Priti Patel had already courted controversy before she joined Boris Johnson’s Cabinet in 2019.
The Conservative MP for Witham since 2010 re-emerged from the backbenches when she was promoted to Home Secretary three years ago.
In 2017 she was forced to resign as international development secretary by then-prime minister Theresa May over unauthorised contacts with Israeli officials.
Known for talking tough on crime and depicted by critics as divisive, she attracted attention years earlier for her views.
In 2006 Ms Patel said she was in favour of the “ultimate punishment” for the worst crimes and, during a Question Time debate in 2011, supported the death penalty – although she has since insisted her comments were taken out of context.
Mr Johnson himself described Ms Patel as a “hardline” home secretary, even joking that, under her, the UK could become the “Saudi Arabia of penal policy”.
During the course of her tenure, Ms Patel has been accused of bullying staff; became embroiled in a war of words with France over tackling the growing numbers of migrants crossing the English Channel; was dogged by criticism from campaigners over a wave of sweeping immigration and asylum reforms amid accusations her policies were “anti-refugee”; and fell out of favour with the police amid a row over pay freezes.
But, among her supporters, the Home Secretary is praised for taking what is described as a fair but firm and no-nonsense approach on difficult subjects which prompt debate.
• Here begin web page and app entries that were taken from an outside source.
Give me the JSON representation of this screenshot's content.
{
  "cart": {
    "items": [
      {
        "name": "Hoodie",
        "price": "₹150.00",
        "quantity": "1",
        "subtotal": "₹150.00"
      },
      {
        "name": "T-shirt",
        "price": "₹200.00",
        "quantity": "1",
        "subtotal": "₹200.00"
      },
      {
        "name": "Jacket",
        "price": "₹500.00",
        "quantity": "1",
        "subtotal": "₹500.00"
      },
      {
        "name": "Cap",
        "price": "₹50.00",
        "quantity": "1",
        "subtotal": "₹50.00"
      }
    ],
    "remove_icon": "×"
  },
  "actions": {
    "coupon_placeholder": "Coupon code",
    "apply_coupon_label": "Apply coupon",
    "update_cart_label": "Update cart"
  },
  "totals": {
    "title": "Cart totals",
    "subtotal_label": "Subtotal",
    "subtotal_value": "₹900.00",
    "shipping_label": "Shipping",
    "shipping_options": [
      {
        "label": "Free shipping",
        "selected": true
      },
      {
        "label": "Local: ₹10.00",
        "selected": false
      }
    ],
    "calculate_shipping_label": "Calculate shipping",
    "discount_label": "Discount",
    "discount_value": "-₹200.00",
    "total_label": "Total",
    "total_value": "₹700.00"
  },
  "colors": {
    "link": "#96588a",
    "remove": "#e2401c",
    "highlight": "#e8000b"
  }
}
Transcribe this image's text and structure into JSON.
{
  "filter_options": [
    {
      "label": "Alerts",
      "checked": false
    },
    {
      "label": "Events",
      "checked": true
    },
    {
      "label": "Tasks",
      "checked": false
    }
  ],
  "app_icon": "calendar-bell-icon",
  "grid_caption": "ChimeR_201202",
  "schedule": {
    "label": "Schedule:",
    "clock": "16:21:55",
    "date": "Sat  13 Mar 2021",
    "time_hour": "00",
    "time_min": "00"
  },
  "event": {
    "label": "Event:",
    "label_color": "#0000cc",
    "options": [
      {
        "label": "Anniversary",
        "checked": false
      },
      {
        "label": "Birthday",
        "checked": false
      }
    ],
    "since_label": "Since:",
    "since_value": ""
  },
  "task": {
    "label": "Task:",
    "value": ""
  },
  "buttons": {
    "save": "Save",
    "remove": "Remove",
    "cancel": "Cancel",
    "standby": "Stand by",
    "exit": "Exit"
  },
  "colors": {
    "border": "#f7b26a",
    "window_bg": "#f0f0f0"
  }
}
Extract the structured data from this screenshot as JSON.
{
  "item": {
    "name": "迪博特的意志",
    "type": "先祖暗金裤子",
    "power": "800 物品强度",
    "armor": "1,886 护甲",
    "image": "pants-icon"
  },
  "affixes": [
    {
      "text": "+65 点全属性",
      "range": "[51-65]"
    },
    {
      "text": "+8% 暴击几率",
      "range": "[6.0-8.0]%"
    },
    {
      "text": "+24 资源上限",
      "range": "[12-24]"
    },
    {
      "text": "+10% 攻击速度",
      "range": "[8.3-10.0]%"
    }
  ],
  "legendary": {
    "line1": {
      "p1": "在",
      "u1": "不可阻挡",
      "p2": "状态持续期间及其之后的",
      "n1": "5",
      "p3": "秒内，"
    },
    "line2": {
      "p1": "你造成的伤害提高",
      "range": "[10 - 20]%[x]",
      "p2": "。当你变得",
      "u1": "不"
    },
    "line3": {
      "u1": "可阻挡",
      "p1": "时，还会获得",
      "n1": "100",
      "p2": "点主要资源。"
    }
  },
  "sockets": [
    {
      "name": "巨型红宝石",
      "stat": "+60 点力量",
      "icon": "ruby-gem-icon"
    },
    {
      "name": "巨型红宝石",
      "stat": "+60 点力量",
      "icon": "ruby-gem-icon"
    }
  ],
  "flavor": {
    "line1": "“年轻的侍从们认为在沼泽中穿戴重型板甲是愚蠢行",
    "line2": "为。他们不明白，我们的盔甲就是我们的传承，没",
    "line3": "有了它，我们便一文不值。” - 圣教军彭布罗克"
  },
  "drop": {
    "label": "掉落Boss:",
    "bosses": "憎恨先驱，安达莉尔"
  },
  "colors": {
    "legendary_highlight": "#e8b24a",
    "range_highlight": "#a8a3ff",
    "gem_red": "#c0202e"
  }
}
In April Ms Patel signed what she branded a “world-first” agreement to send migrants deemed to have arrived in the UK illegally to Rwanda – a policy considered highly controversial among opponents, as well as some Conservatives, in light of concerns over the East African nation’s track record on human rights among other factors.
The first deportation flight – due to take off in June – was grounded amid legal challenges. The legality of the policy is being called into question in a High Court battle this week.
Mr Johnson famously vowed to “stick with Prit” when bullying allegations swirled and his then adviser on ministerial standards, Sir Alex Allan, quit his post when the Prime Minister overruled his conclusion that she had breached the Ministerial Code.
The fallout resulted in former Home Office permanent secretary Sir Philip Rutnam accepting a six-figure sum from the Government after launching legal action against her following his dramatic resignation in 2020, in which he accused her of bullying subordinates and carrying out a “vicious and orchestrated” briefing campaign against him.
That same year, while there were growing tensions between the Government and the legal profession, Ms Patel caused a storm with an “ill-advised” tweet about the deaths of 39 migrants in Essex during an ongoing people smuggling trial. This prompted a judge to direct jurors to ignore comments made by politicians on social media.
Mr Johnson stood by Ms Patel again last year over more claims of Ministerial Code breaches amid allegations she arranged a meeting between a billionaire Tory donor and British Airways.
This came as she was accused of “running scared” after reportedly cancelling an in-person appearance at a police conference as high-ranking officers set out plans to withdraw from a pay review system and take legal action over pensions.
Earlier in 2021 the Police Federation of England and Wales said it no longer had confidence in her as Home Secretary after a bitterly opposed pay freeze for officers was confirmed.
Today I held constructive talks with French Interior Minister @GDarmanin on tackling illegal migration across the Channel.
— Priti Patel (@pritipatel) September 8, 2021
The London-born married mother – who attended a comprehensive school in Watford before studying economics at Keele University and completing postgraduate studies at the University of Essex – has also clashed with others over racism.
She hit back at a group of black, Asian and minority ethnic (BAME) Labour MPs who accused her of using her Ugandan-Indian heritage to cast doubt on black communities’ experience of racism, telling them she refused to “take lectures” on prejudice as she described being frequently racially abused.
Despite her condemnation of racism faced by England footballers, she was also criticised for describing the action of players taking the knee as “gesture politics”.
In a letter to Mr Johnson setting out her plan to resign after Liz Truss takes office as prime minister, Ms Patel said it had been the “honour of my life” to serve as Home Secretary and that she would “continue my public service to the country and the Witham constituency from the backbenches” once a successor is appointed.